Albert, Celie’s husband, never married Shug Avery, because his own father would not allow him to do so. Albert has loved Shug for a long time, but when he was a young man, his father forbade him from marrying Shug, saying that she was “dirty.” Shug’s profession as a singer and performer marked her, for Albert’s father, as a kind of “loose woman,” one who does not have strong morals or good character. Further, Shug’s reputation as an independent and sexually liberated woman makes Albert’s father believe that she has contracted sexually transmitted diseases; this is why he thinks that she is “dirty” and that she is not good enough for his son. Because a woman’s sexual status is so often tied to her value in society, Albert’s father believes that she is a woman of no value.
Albert, also, did not have the backbone to stand up to his father and marry the woman he loved. This makes him appear weak, as bullies so often are.
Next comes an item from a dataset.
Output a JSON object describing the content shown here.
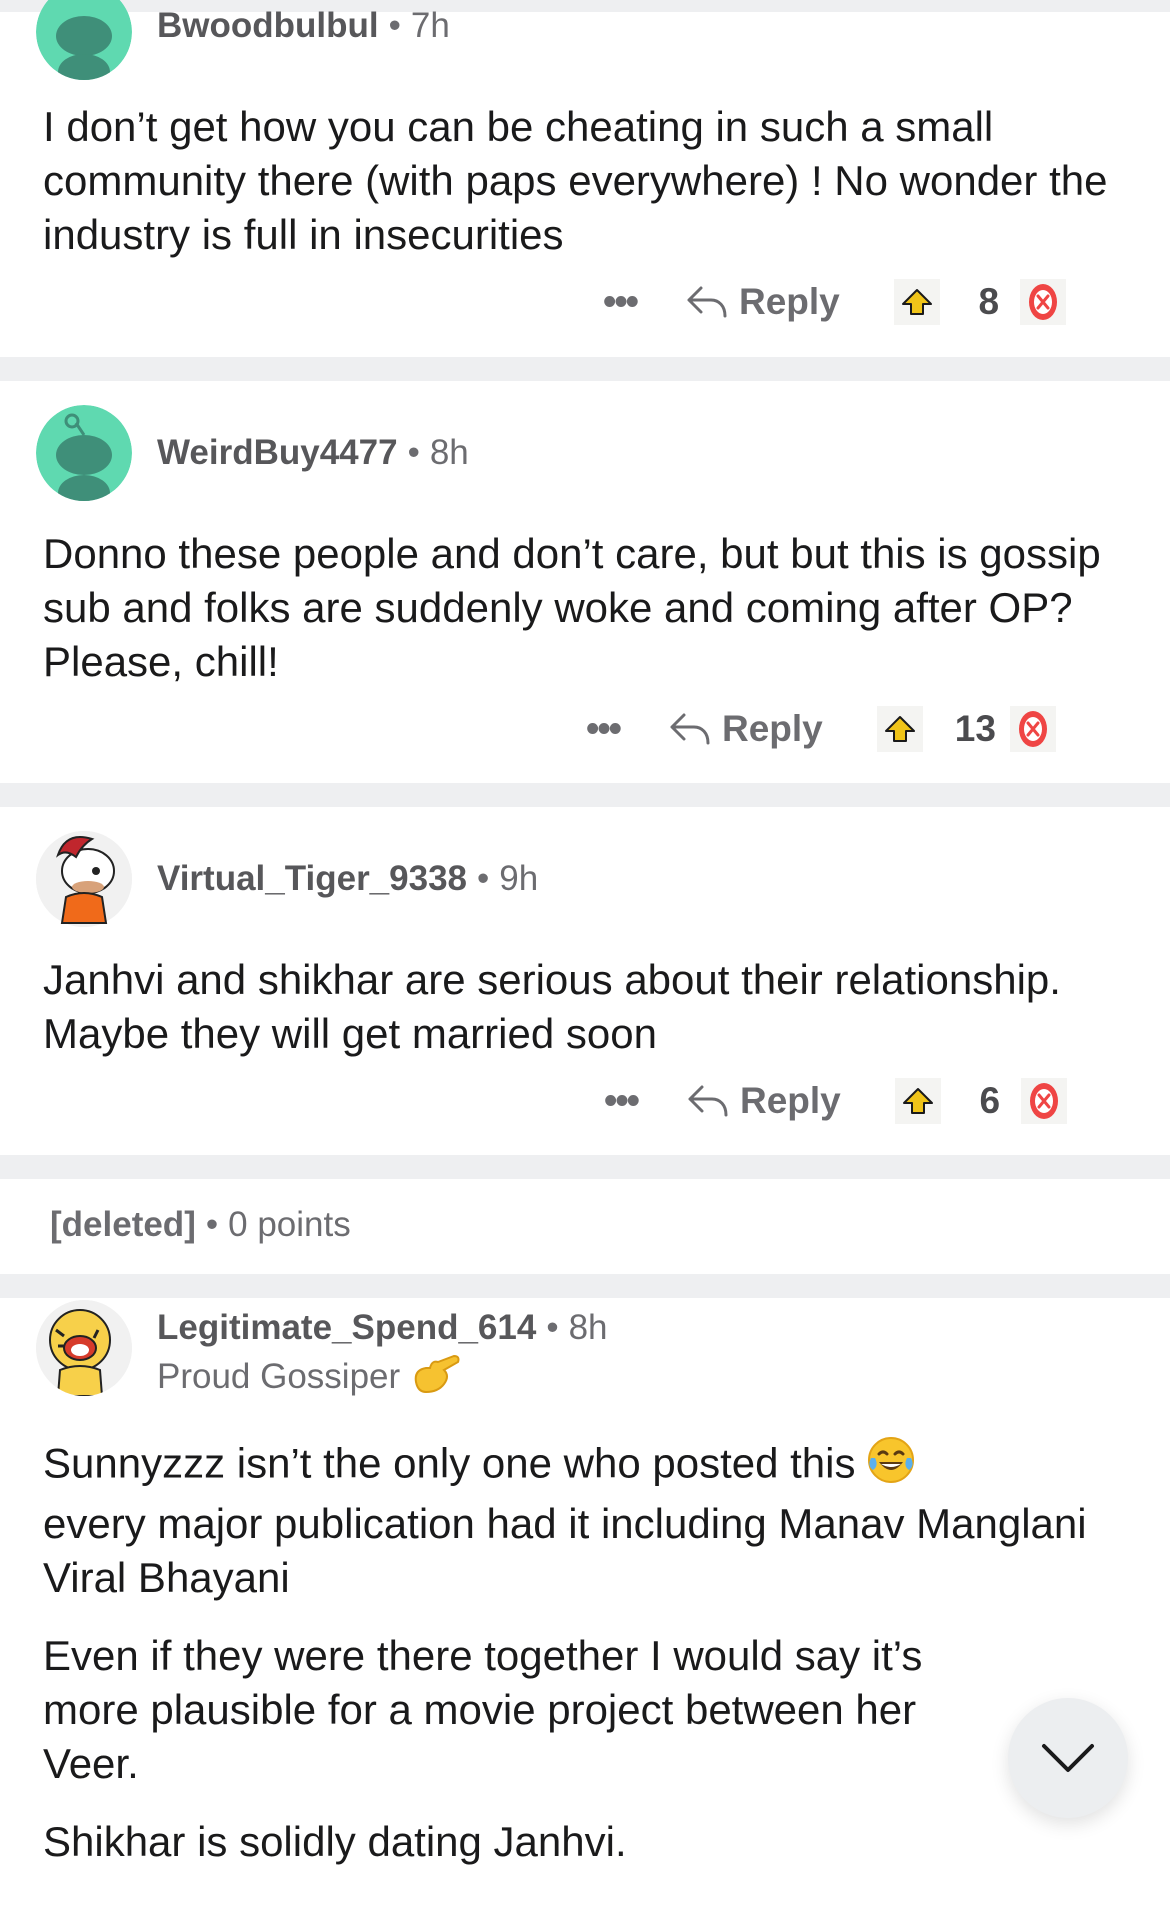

Albert was belittled and berated by his father for wanting to marry Shug, and Albert may have grown up to be a violent man, physically and emotionally, because of his own lack of strength and desire to prove that he is really a “man.”